by Lars Brownworth, author of Lost to the West: The Forgotten Byzantine Empire That Rescued Western Civilization (Crown, 2009).
There are few words as controversial—or as misunderstood—as ‘crusade’. Those who doubt that need only remember nine years ago when President George W. Bush casually used it to describe the War on Terror. The ensuing firestorm caused frantic verbal backpedaling, and resulted in the President spending the next seven years repeatedly explaining that he was not waging a war against Islam.

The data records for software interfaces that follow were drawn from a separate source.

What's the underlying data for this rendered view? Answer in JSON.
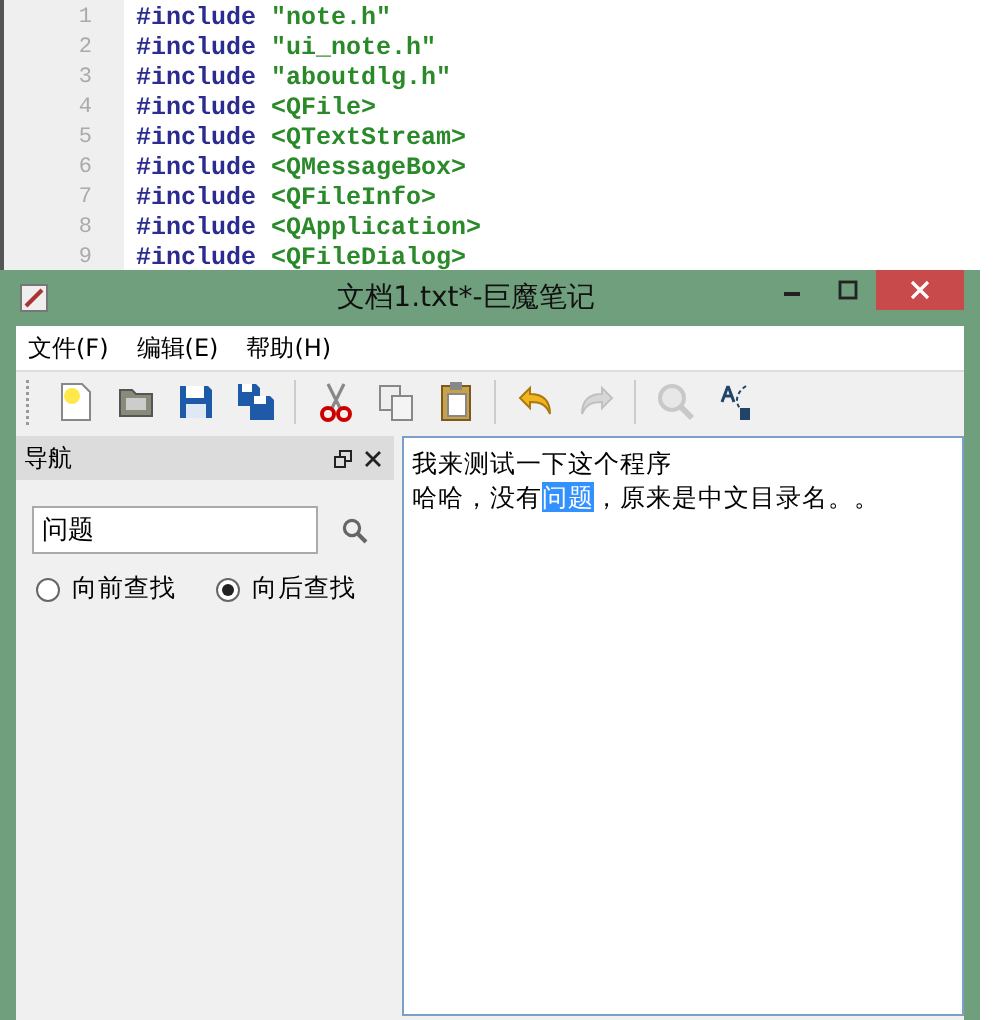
{
  "background_editor": {
    "lines": [
      {
        "number": "1",
        "directive": "#include",
        "argument": "\"note.h\""
      },
      {
        "number": "2",
        "directive": "#include",
        "argument": "\"ui_note.h\""
      },
      {
        "number": "3",
        "directive": "#include",
        "argument": "\"aboutdlg.h\""
      },
      {
        "number": "4",
        "directive": "#include",
        "argument": "<QFile>"
      },
      {
        "number": "5",
        "directive": "#include",
        "argument": "<QTextStream>"
      },
      {
        "number": "6",
        "directive": "#include",
        "argument": "<QMessageBox>"
      },
      {
        "number": "7",
        "directive": "#include",
        "argument": "<QFileInfo>"
      },
      {
        "number": "8",
        "directive": "#include",
        "argument": "<QApplication>"
      },
      {
        "number": "9",
        "directive": "#include",
        "argument": "<QFileDialog>"
      }
    ]
  },
  "window": {
    "title": "文档1.txt*-巨魔笔记"
  },
  "menu": [
    "文件(F)",
    "编辑(E)",
    "帮助(H)"
  ],
  "toolbar": [
    {
      "kind": "new",
      "disabled": false
    },
    {
      "kind": "open",
      "disabled": false
    },
    {
      "kind": "save",
      "disabled": false
    },
    {
      "kind": "save-all",
      "disabled": false
    },
    {
      "kind": "sep"
    },
    {
      "kind": "cut",
      "disabled": false
    },
    {
      "kind": "copy",
      "disabled": false
    },
    {
      "kind": "paste",
      "disabled": false
    },
    {
      "kind": "sep"
    },
    {
      "kind": "undo",
      "disabled": false
    },
    {
      "kind": "redo",
      "disabled": true
    },
    {
      "kind": "sep"
    },
    {
      "kind": "find",
      "disabled": true
    },
    {
      "kind": "replace",
      "disabled": false
    }
  ],
  "navigation": {
    "title": "导航",
    "search": {
      "value": "问题"
    },
    "options": [
      {
        "label": "向前查找",
        "selected": false
      },
      {
        "label": "向后查找",
        "selected": true
      }
    ]
  },
  "document": {
    "lines": [
      [
        {
          "text": "我来测试一下这个程序",
          "selected": false
        }
      ],
      [
        {
          "text": "哈哈，没有",
          "selected": false
        },
        {
          "text": "问题",
          "selected": true
        },
        {
          "text": "，原来是中文目录名。。",
          "selected": false
        }
      ]
    ]
  }
}
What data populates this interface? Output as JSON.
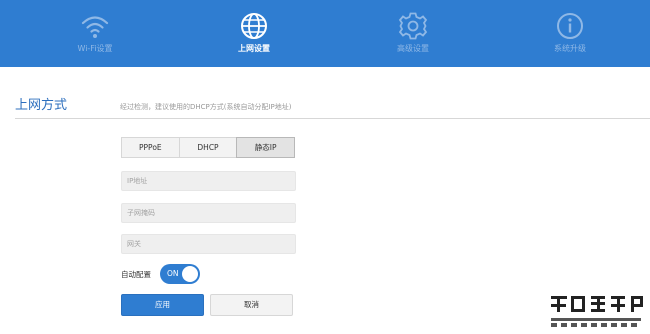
{
  "nav": {
    "items": [
      {
        "label": "Wi-Fi设置",
        "icon": "wifi-icon"
      },
      {
        "label": "上网设置",
        "icon": "globe-icon",
        "active": true
      },
      {
        "label": "高级设置",
        "icon": "gear-icon"
      },
      {
        "label": "系统升级",
        "icon": "info-icon"
      }
    ]
  },
  "section": {
    "title": "上网方式",
    "hint": "经过检测，建议使用的DHCP方式(系统自动分配IP地址)"
  },
  "connection_types": {
    "options": [
      "PPPoE",
      "DHCP",
      "静态IP"
    ],
    "selected": "静态IP"
  },
  "form": {
    "ip_placeholder": "IP地址",
    "mask_placeholder": "子网掩码",
    "gateway_placeholder": "网关",
    "auto_config_label": "自动配置",
    "auto_config_state": "ON"
  },
  "buttons": {
    "apply": "应用",
    "cancel": "取消"
  },
  "colors": {
    "brand": "#2f7dd1",
    "title": "#2d6fbe",
    "nav_inactive": "#8fb8e6"
  },
  "watermark": {
    "icon": "router-site-logo"
  }
}
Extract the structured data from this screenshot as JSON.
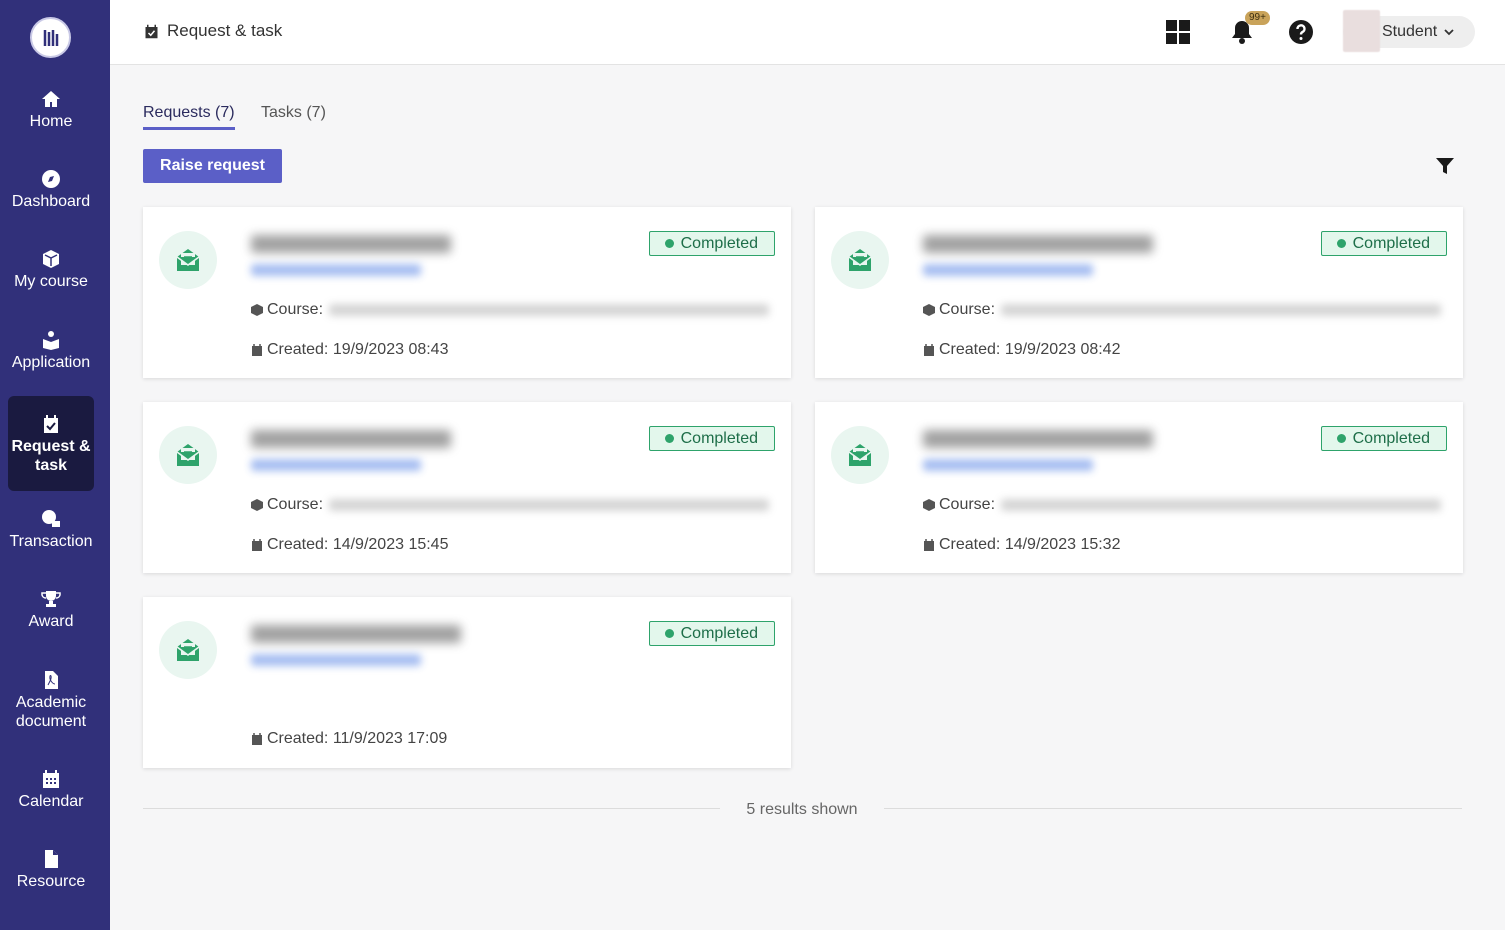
{
  "sidebar": {
    "logo_icon": "university-logo",
    "items": [
      {
        "label": "Home",
        "icon": "home-icon",
        "active": false
      },
      {
        "label": "Dashboard",
        "icon": "compass-icon",
        "active": false
      },
      {
        "label": "My course",
        "icon": "cube-icon",
        "active": false
      },
      {
        "label": "Application",
        "icon": "user-book-icon",
        "active": false
      },
      {
        "label": "Request & task",
        "icon": "calendar-check-icon",
        "active": true
      },
      {
        "label": "Transaction",
        "icon": "transaction-icon",
        "active": false
      },
      {
        "label": "Award",
        "icon": "trophy-icon",
        "active": false
      },
      {
        "label": "Academic document",
        "icon": "pdf-file-icon",
        "active": false
      },
      {
        "label": "Calendar",
        "icon": "calendar-icon",
        "active": false
      },
      {
        "label": "Resource",
        "icon": "file-icon",
        "active": false
      }
    ]
  },
  "header": {
    "title": "Request & task",
    "notification_count": "99+",
    "user_name": "Student"
  },
  "tabs": [
    {
      "label": "Requests (7)",
      "active": true
    },
    {
      "label": "Tasks (7)",
      "active": false
    }
  ],
  "toolbar": {
    "raise_label": "Raise request"
  },
  "cards": [
    {
      "status": "Completed",
      "course_label": "Course:",
      "created": "Created: 19/9/2023 08:43",
      "has_course": true
    },
    {
      "status": "Completed",
      "course_label": "Course:",
      "created": "Created: 19/9/2023 08:42",
      "has_course": true
    },
    {
      "status": "Completed",
      "course_label": "Course:",
      "created": "Created: 14/9/2023 15:45",
      "has_course": true
    },
    {
      "status": "Completed",
      "course_label": "Course:",
      "created": "Created: 14/9/2023 15:32",
      "has_course": true
    },
    {
      "status": "Completed",
      "course_label": "",
      "created": "Created: 11/9/2023 17:09",
      "has_course": false
    }
  ],
  "results": {
    "text": "5 results shown"
  },
  "colors": {
    "sidebar": "#31307a",
    "accent": "#5b5fc7",
    "status_green": "#2ea36b"
  }
}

Yet for all the disbelief and outrage, most people today know only a few basic ‘facts’ about the Crusades. They are largely regarded as an exercise in hypocrisy, an unprovoked assault into the Middle East by an expansionist West. Goaded on by the Pope, the knights of Europe sewed crosses onto their shirts and smashed their way into Jerusalem, committing horrendous atrocities in the name of a supposedly peaceful religion. The shocking events traumatized the Islamic world, poisoning relations and leading many Muslims to conclude that the West—and Christianity in particular—was out to destroy them. The chance for peaceful co-existence was lost, and it has been war ever since.
Like so many popularly accepted storylines, this one depends on a short view of history. Continue reading